This legislation allows home school families to receive the same tax deduction currently offered to elementary and secondary teachers for education expenses. Currently, home school families are only eligible for this tax credit in states where they are defined as “private” schools; H.R. 1850 would make this definition apply to all fifty states.
“Home school students have increasingly become recognized for their academic achievement and high performance levels,” said Congressman Cole. “As valuable contributors to our nation’s academic future and with more than 1.5 million students nationwide, it makes sense that home school families should also receive this tax credit.

“Choosing to educate children at home is not an easy or inexpensive decision for parents. It requires hours of time teaching and planning, commitment by at least one parent to stay at home and thousands of dollars spent for educational supplies each year. For families in many communities, home schooling is also the only alternative to failing public schools. In order for families to continue providing quality education at home, it is essential that they have the best resources for that success.

“Home school families are directly training up the next generation of leaders. We should support their continued success.”

Wednesday, May 1, 2013

'Controlling population and public education'

"It is likely that the Bill and Melinda Gates Foundation will continue its commitment to global population control, and now, curriculum creation in the nation’s schools because they truly believe that they know better than anyone else how we all should live," writes Professor Anne Hendershott. "The Core Curriculum is really just another component of population control — it is used to help teach children the 'facts' about climate change and problems of overpopulation."

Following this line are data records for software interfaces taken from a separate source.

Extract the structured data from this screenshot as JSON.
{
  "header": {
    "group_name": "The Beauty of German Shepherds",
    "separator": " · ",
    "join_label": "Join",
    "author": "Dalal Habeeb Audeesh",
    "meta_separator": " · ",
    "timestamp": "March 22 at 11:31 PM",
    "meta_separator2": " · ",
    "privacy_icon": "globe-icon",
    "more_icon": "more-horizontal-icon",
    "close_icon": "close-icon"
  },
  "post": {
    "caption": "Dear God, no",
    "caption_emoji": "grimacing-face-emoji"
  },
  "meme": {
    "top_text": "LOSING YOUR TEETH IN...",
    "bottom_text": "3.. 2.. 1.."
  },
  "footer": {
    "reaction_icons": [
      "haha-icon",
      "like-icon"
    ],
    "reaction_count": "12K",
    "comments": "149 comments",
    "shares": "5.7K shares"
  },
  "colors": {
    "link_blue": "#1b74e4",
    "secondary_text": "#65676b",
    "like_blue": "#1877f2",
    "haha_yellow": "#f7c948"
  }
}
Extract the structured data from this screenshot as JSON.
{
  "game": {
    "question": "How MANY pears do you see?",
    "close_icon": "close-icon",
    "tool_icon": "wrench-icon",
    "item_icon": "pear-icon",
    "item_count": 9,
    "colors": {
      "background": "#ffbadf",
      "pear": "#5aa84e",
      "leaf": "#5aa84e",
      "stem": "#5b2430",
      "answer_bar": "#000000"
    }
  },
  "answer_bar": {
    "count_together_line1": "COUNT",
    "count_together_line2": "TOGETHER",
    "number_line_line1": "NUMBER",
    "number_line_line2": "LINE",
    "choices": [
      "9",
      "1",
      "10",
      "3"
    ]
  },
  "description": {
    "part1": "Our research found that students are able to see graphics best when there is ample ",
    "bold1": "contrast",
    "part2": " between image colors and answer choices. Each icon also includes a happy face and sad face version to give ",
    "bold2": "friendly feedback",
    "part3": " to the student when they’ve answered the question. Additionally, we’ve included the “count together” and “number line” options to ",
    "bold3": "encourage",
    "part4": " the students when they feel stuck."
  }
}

All of which is sufficiently evil in and of itself, but what's interesting for the purposes of this blog "are concerns that the imposition of the Common Core within the public schools could threaten the autonomy of private schools, religious schools, and home schools. 

An op-ed published in the Orange County Register by Robert Holland, claims that the Common Core could "morph into a national curriculum that will stifle the family-centered creativity that has fostered high rates of achievement and growth for home education…Many private and parochial schools — including those of the 100 Roman Catholic dioceses across the nation, already are adopting the CCSS prescriptions for math and English classes…Their debatable reasoning is that the rush of most state governments to embrace the national standards means publishers of textbooks and tests will fall in line, thereby leaving private schools with no practical alternatives for instructional materials. According to October 8, 2012 article in Education Week by Erik Robelin, it is not just Catholic schools that are adopting the Common Core, some Lutheran and other denominations of Christian schools are shifting to the Common Core, including Grand Rapids Christian in Michigan and the Christian Academy School System in Louisville, KY. According to Robelin, parochial school leaders claim that they must 'remain competitive' with public schools and now feel pressured to adopt the Core. These are real concerns. As Diane Ravitch points out, 'Now that David Coleman, the primary architect of the Common Core standards has become president of the College Board, we can expect that SAT will be aligned to the standards. No one will escape their reach, whether they attend public or private school.'"